I’ve read a lot of Tom Baugh’s blog comments over the years. Certainly read a lot about him on other blogs! He’s no stranger to folks in the III movement.
You can like him or dislike him, but no one can argue that what he writes is thought-provoking, and unlike so many other sites discusses issues vice personalities.
Those who’ve read this blog have been able to read some well thought-out comments to our posts.
Tom approached us this past weekend as asked if we wanted to post an important article that he put together. I read it and was impressed with both the factual background of some events that I’d been led to believe were very different that Tom reports, and by the humility of Tom in pointing out some things that he wished he’d done differently.
Here is the lead in:
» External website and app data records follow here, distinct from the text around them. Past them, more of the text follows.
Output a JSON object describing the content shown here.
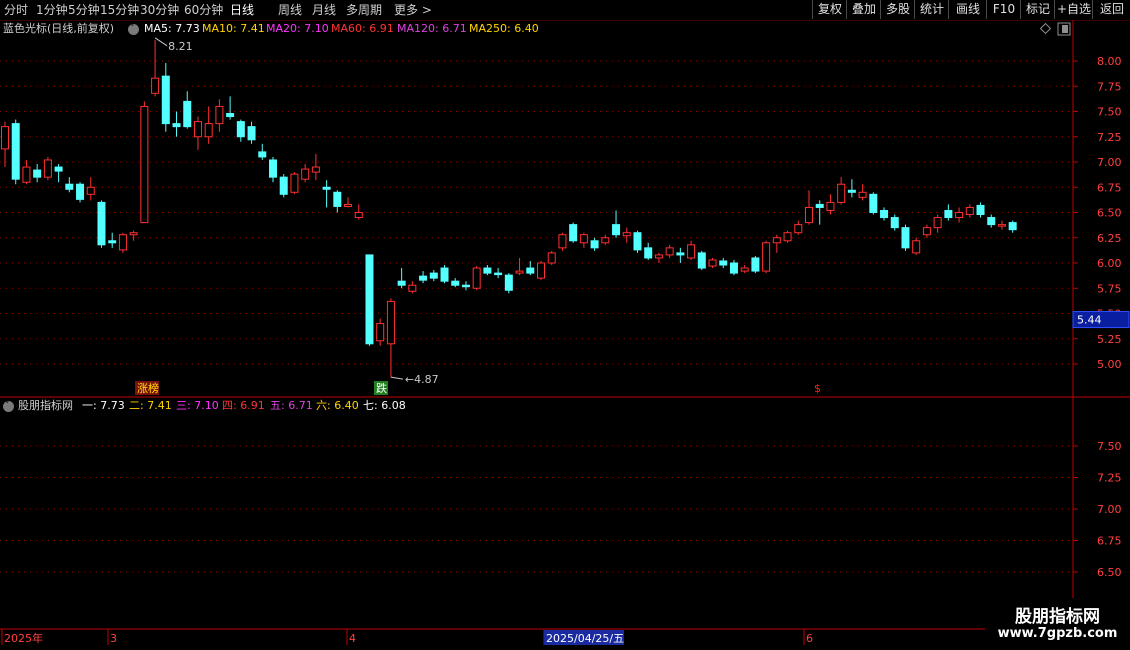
{
  "toolbar": {
    "periods": [
      "分时",
      "1分钟",
      "5分钟",
      "15分钟",
      "30分钟",
      "60分钟",
      "日线",
      "周线",
      "月线",
      "多周期",
      "更多 >"
    ],
    "active_period": "日线",
    "buttons": [
      "复权",
      "叠加",
      "多股",
      "统计",
      "画线",
      "F10",
      "标记",
      "+自选",
      "返回"
    ]
  },
  "main_panel": {
    "title": "蓝色光标(日线,前复权)",
    "ma": [
      {
        "label": "MA5: 7.73",
        "color": "#ffffff"
      },
      {
        "label": "MA10: 7.41",
        "color": "#ffd400"
      },
      {
        "label": "MA20: 7.10",
        "color": "#ff33ff"
      },
      {
        "label": "MA60: 6.91",
        "color": "#ff3333"
      },
      {
        "label": "MA120: 6.71",
        "color": "#e040e0"
      },
      {
        "label": "MA250: 6.40",
        "color": "#ffd400"
      }
    ],
    "y_ticks": [
      "8.00",
      "7.75",
      "7.50",
      "7.25",
      "7.00",
      "6.75",
      "6.50",
      "6.25",
      "6.00",
      "5.75",
      "5.50",
      "5.25",
      "5.00"
    ],
    "current_price": "5.44",
    "high_label": "8.21",
    "low_label": "4.87",
    "markers": [
      {
        "text": "涨榜",
        "color": "#ffe000",
        "bg": "#7a1010"
      },
      {
        "text": "跌",
        "color": "#ffffff",
        "bg": "#208020"
      },
      {
        "text": "$",
        "color": "#ff2020",
        "bg": ""
      }
    ]
  },
  "sub_panel": {
    "title": "股朋指标网",
    "values": [
      {
        "label": "一: 7.73",
        "color": "#ffffff"
      },
      {
        "label": "二: 7.41",
        "color": "#ffd400"
      },
      {
        "label": "三: 7.10",
        "color": "#ff33ff"
      },
      {
        "label": "四: 6.91",
        "color": "#ff3333"
      },
      {
        "label": "五: 6.71",
        "color": "#e040e0"
      },
      {
        "label": "六: 6.40",
        "color": "#ffd400"
      },
      {
        "label": "七: 6.08",
        "color": "#ffffff"
      }
    ],
    "y_ticks": [
      "7.50",
      "7.25",
      "7.00",
      "6.75",
      "6.50"
    ]
  },
  "date_axis": {
    "labels": [
      "2025年",
      "3",
      "4",
      "2025/04/25/五",
      "6"
    ]
  },
  "watermark": {
    "title": "股朋指标网",
    "url": "www.7gpzb.com"
  },
  "colors": {
    "up": "#ff3030",
    "down": "#54ffff",
    "grid": "#8a0000",
    "axis": "#c00000",
    "price_box": "#0a1ea0"
  },
  "chart_data": {
    "type": "candlestick",
    "ylim": [
      4.85,
      8.3
    ],
    "series": [
      {
        "o": 7.13,
        "c": 7.35,
        "h": 7.4,
        "l": 6.95,
        "up": true,
        "note": "pre-visible"
      },
      {
        "o": 7.38,
        "c": 6.83,
        "h": 7.42,
        "l": 6.78,
        "up": false
      },
      {
        "o": 6.8,
        "c": 6.95,
        "h": 7.02,
        "l": 6.78,
        "up": true
      },
      {
        "o": 6.92,
        "c": 6.85,
        "h": 6.98,
        "l": 6.8,
        "up": false
      },
      {
        "o": 6.85,
        "c": 7.02,
        "h": 7.05,
        "l": 6.82,
        "up": true
      },
      {
        "o": 6.95,
        "c": 6.91,
        "h": 6.98,
        "l": 6.8,
        "up": false
      },
      {
        "o": 6.78,
        "c": 6.73,
        "h": 6.85,
        "l": 6.7,
        "up": false
      },
      {
        "o": 6.78,
        "c": 6.63,
        "h": 6.8,
        "l": 6.6,
        "up": false
      },
      {
        "o": 6.68,
        "c": 6.75,
        "h": 6.85,
        "l": 6.62,
        "up": true
      },
      {
        "o": 6.6,
        "c": 6.18,
        "h": 6.62,
        "l": 6.15,
        "up": false
      },
      {
        "o": 6.22,
        "c": 6.2,
        "h": 6.3,
        "l": 6.15,
        "up": false
      },
      {
        "o": 6.13,
        "c": 6.28,
        "h": 6.3,
        "l": 6.1,
        "up": true
      },
      {
        "o": 6.28,
        "c": 6.3,
        "h": 6.32,
        "l": 6.22,
        "up": true
      },
      {
        "o": 6.4,
        "c": 7.55,
        "h": 7.6,
        "l": 6.4,
        "up": true
      },
      {
        "o": 7.68,
        "c": 7.83,
        "h": 8.21,
        "l": 7.65,
        "up": true
      },
      {
        "o": 7.85,
        "c": 7.38,
        "h": 7.98,
        "l": 7.3,
        "up": false
      },
      {
        "o": 7.38,
        "c": 7.35,
        "h": 7.5,
        "l": 7.25,
        "up": false
      },
      {
        "o": 7.6,
        "c": 7.35,
        "h": 7.7,
        "l": 7.33,
        "up": false
      },
      {
        "o": 7.25,
        "c": 7.4,
        "h": 7.45,
        "l": 7.12,
        "up": true
      },
      {
        "o": 7.25,
        "c": 7.38,
        "h": 7.55,
        "l": 7.18,
        "up": true
      },
      {
        "o": 7.38,
        "c": 7.55,
        "h": 7.62,
        "l": 7.3,
        "up": true
      },
      {
        "o": 7.48,
        "c": 7.45,
        "h": 7.65,
        "l": 7.42,
        "up": false
      },
      {
        "o": 7.4,
        "c": 7.25,
        "h": 7.42,
        "l": 7.2,
        "up": false
      },
      {
        "o": 7.35,
        "c": 7.22,
        "h": 7.4,
        "l": 7.18,
        "up": false
      },
      {
        "o": 7.1,
        "c": 7.05,
        "h": 7.18,
        "l": 7.02,
        "up": false
      },
      {
        "o": 7.02,
        "c": 6.85,
        "h": 7.05,
        "l": 6.8,
        "up": false
      },
      {
        "o": 6.85,
        "c": 6.68,
        "h": 6.88,
        "l": 6.65,
        "up": false
      },
      {
        "o": 6.7,
        "c": 6.88,
        "h": 6.9,
        "l": 6.68,
        "up": true
      },
      {
        "o": 6.83,
        "c": 6.93,
        "h": 6.98,
        "l": 6.8,
        "up": true
      },
      {
        "o": 6.9,
        "c": 6.95,
        "h": 7.08,
        "l": 6.82,
        "up": true
      },
      {
        "o": 6.75,
        "c": 6.73,
        "h": 6.82,
        "l": 6.55,
        "up": false
      },
      {
        "o": 6.7,
        "c": 6.56,
        "h": 6.72,
        "l": 6.5,
        "up": false
      },
      {
        "o": 6.56,
        "c": 6.58,
        "h": 6.65,
        "l": 6.55,
        "up": true
      },
      {
        "o": 6.45,
        "c": 6.5,
        "h": 6.58,
        "l": 6.43,
        "up": true
      },
      {
        "o": 6.08,
        "c": 5.2,
        "h": 6.08,
        "l": 5.18,
        "up": false
      },
      {
        "o": 5.23,
        "c": 5.4,
        "h": 5.45,
        "l": 5.18,
        "up": true
      },
      {
        "o": 5.2,
        "c": 5.62,
        "h": 5.65,
        "l": 4.87,
        "up": true
      },
      {
        "o": 5.82,
        "c": 5.78,
        "h": 5.95,
        "l": 5.75,
        "up": false
      },
      {
        "o": 5.72,
        "c": 5.78,
        "h": 5.82,
        "l": 5.7,
        "up": true
      },
      {
        "o": 5.87,
        "c": 5.83,
        "h": 5.92,
        "l": 5.8,
        "up": false
      },
      {
        "o": 5.9,
        "c": 5.85,
        "h": 5.93,
        "l": 5.82,
        "up": false
      },
      {
        "o": 5.95,
        "c": 5.82,
        "h": 5.98,
        "l": 5.8,
        "up": false
      },
      {
        "o": 5.82,
        "c": 5.78,
        "h": 5.85,
        "l": 5.76,
        "up": false
      },
      {
        "o": 5.78,
        "c": 5.78,
        "h": 5.82,
        "l": 5.73,
        "up": false
      },
      {
        "o": 5.75,
        "c": 5.95,
        "h": 5.97,
        "l": 5.73,
        "up": true
      },
      {
        "o": 5.95,
        "c": 5.9,
        "h": 5.98,
        "l": 5.88,
        "up": false
      },
      {
        "o": 5.9,
        "c": 5.9,
        "h": 5.95,
        "l": 5.85,
        "up": false
      },
      {
        "o": 5.88,
        "c": 5.73,
        "h": 5.9,
        "l": 5.7,
        "up": false
      },
      {
        "o": 5.9,
        "c": 5.92,
        "h": 6.05,
        "l": 5.88,
        "up": true
      },
      {
        "o": 5.95,
        "c": 5.9,
        "h": 6.02,
        "l": 5.88,
        "up": false
      },
      {
        "o": 5.85,
        "c": 6.0,
        "h": 6.02,
        "l": 5.83,
        "up": true
      },
      {
        "o": 6.0,
        "c": 6.1,
        "h": 6.12,
        "l": 5.98,
        "up": true
      },
      {
        "o": 6.15,
        "c": 6.28,
        "h": 6.3,
        "l": 6.12,
        "up": true
      },
      {
        "o": 6.38,
        "c": 6.22,
        "h": 6.4,
        "l": 6.2,
        "up": false
      },
      {
        "o": 6.2,
        "c": 6.28,
        "h": 6.3,
        "l": 6.15,
        "up": true
      },
      {
        "o": 6.22,
        "c": 6.15,
        "h": 6.25,
        "l": 6.12,
        "up": false
      },
      {
        "o": 6.2,
        "c": 6.25,
        "h": 6.28,
        "l": 6.18,
        "up": true
      },
      {
        "o": 6.38,
        "c": 6.28,
        "h": 6.52,
        "l": 6.25,
        "up": false
      },
      {
        "o": 6.27,
        "c": 6.3,
        "h": 6.35,
        "l": 6.2,
        "up": true
      },
      {
        "o": 6.3,
        "c": 6.13,
        "h": 6.32,
        "l": 6.1,
        "up": false
      },
      {
        "o": 6.15,
        "c": 6.05,
        "h": 6.2,
        "l": 6.03,
        "up": false
      },
      {
        "o": 6.05,
        "c": 6.08,
        "h": 6.1,
        "l": 6.0,
        "up": true
      },
      {
        "o": 6.08,
        "c": 6.15,
        "h": 6.18,
        "l": 6.05,
        "up": true
      },
      {
        "o": 6.1,
        "c": 6.08,
        "h": 6.15,
        "l": 6.0,
        "up": false
      },
      {
        "o": 6.05,
        "c": 6.18,
        "h": 6.22,
        "l": 6.03,
        "up": true
      },
      {
        "o": 6.1,
        "c": 5.95,
        "h": 6.12,
        "l": 5.93,
        "up": false
      },
      {
        "o": 5.97,
        "c": 6.03,
        "h": 6.05,
        "l": 5.95,
        "up": true
      },
      {
        "o": 6.02,
        "c": 5.98,
        "h": 6.05,
        "l": 5.95,
        "up": false
      },
      {
        "o": 6.0,
        "c": 5.9,
        "h": 6.03,
        "l": 5.88,
        "up": false
      },
      {
        "o": 5.92,
        "c": 5.95,
        "h": 5.98,
        "l": 5.9,
        "up": true
      },
      {
        "o": 6.05,
        "c": 5.92,
        "h": 6.07,
        "l": 5.9,
        "up": false
      },
      {
        "o": 5.92,
        "c": 6.2,
        "h": 6.22,
        "l": 5.9,
        "up": true
      },
      {
        "o": 6.2,
        "c": 6.25,
        "h": 6.28,
        "l": 6.1,
        "up": true
      },
      {
        "o": 6.22,
        "c": 6.3,
        "h": 6.32,
        "l": 6.2,
        "up": true
      },
      {
        "o": 6.3,
        "c": 6.38,
        "h": 6.42,
        "l": 6.28,
        "up": true
      },
      {
        "o": 6.4,
        "c": 6.55,
        "h": 6.72,
        "l": 6.38,
        "up": true
      },
      {
        "o": 6.58,
        "c": 6.55,
        "h": 6.62,
        "l": 6.38,
        "up": false
      },
      {
        "o": 6.52,
        "c": 6.6,
        "h": 6.68,
        "l": 6.48,
        "up": true
      },
      {
        "o": 6.6,
        "c": 6.78,
        "h": 6.85,
        "l": 6.58,
        "up": true
      },
      {
        "o": 6.7,
        "c": 6.72,
        "h": 6.83,
        "l": 6.65,
        "up": false
      },
      {
        "o": 6.65,
        "c": 6.7,
        "h": 6.78,
        "l": 6.62,
        "up": true
      },
      {
        "o": 6.68,
        "c": 6.5,
        "h": 6.7,
        "l": 6.48,
        "up": false
      },
      {
        "o": 6.52,
        "c": 6.45,
        "h": 6.55,
        "l": 6.42,
        "up": false
      },
      {
        "o": 6.45,
        "c": 6.35,
        "h": 6.48,
        "l": 6.32,
        "up": false
      },
      {
        "o": 6.35,
        "c": 6.15,
        "h": 6.38,
        "l": 6.12,
        "up": false
      },
      {
        "o": 6.1,
        "c": 6.22,
        "h": 6.25,
        "l": 6.08,
        "up": true
      },
      {
        "o": 6.28,
        "c": 6.35,
        "h": 6.38,
        "l": 6.25,
        "up": true
      },
      {
        "o": 6.35,
        "c": 6.45,
        "h": 6.48,
        "l": 6.3,
        "up": true
      },
      {
        "o": 6.52,
        "c": 6.45,
        "h": 6.58,
        "l": 6.42,
        "up": false
      },
      {
        "o": 6.45,
        "c": 6.5,
        "h": 6.55,
        "l": 6.4,
        "up": true
      },
      {
        "o": 6.48,
        "c": 6.55,
        "h": 6.58,
        "l": 6.45,
        "up": true
      },
      {
        "o": 6.57,
        "c": 6.48,
        "h": 6.6,
        "l": 6.45,
        "up": false
      },
      {
        "o": 6.45,
        "c": 6.38,
        "h": 6.48,
        "l": 6.35,
        "up": false
      },
      {
        "o": 6.38,
        "c": 6.38,
        "h": 6.42,
        "l": 6.33,
        "up": true
      },
      {
        "o": 6.4,
        "c": 6.33,
        "h": 6.42,
        "l": 6.3,
        "up": false
      }
    ]
  }
}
“Back in 2012, the idea of liberty-oriented get-togethers, or PATCONs, short for Patriot Conventions, was taking off. TL Davis had issued an open invitation to attend his Liberty Summit in Mercer, Pennsylvania, which was intended to be a Mother-Of-All-PATCONs. Earlier that year, TL attended our Georgia PATCON, where all of us bounced a lot of ideas around. When the Liberty Summit rolled around, since no one else from Georgia was going, I decided to go, bringing some of those ideas to share with the larger group.
Some of those ideas were controversial, but were intended to be discussed in an open forum among friends face-to-face to determine the best way forward. TL asked me if I wanted some time to speak, and I asked for an hour to try to compress into that time some of the complex ideas we had discussed at the Georgia PATCON over a two-day session. I also took some time to vent my own personal frustration of what had happened to the country I had fought for, and shouted “we see you” to the surrounding hills as an expression that those who were destroying our nation could not hide in the shadows. Having vented myself, I turned to my list of hastily prepared notes outlining our concepts.
One such idea was that ongoing feuds, such as the one between Kerodin and Vanderboegh, need not be destructive, but instead could become instructive. By the various sites highlighting the differences between various positions (all positions, not just theirs) and letting newbies decide for themselves which was more appealing, they would, in effect, “vote” for any given position by continuing to patronize various sites. And, by crosslinking between sites in an organized way, not just based on buddy-of-the-day arrangements, newbies could navigate from interest area to interest area as their understanding of the problem evolved.”
Here is the whole thing: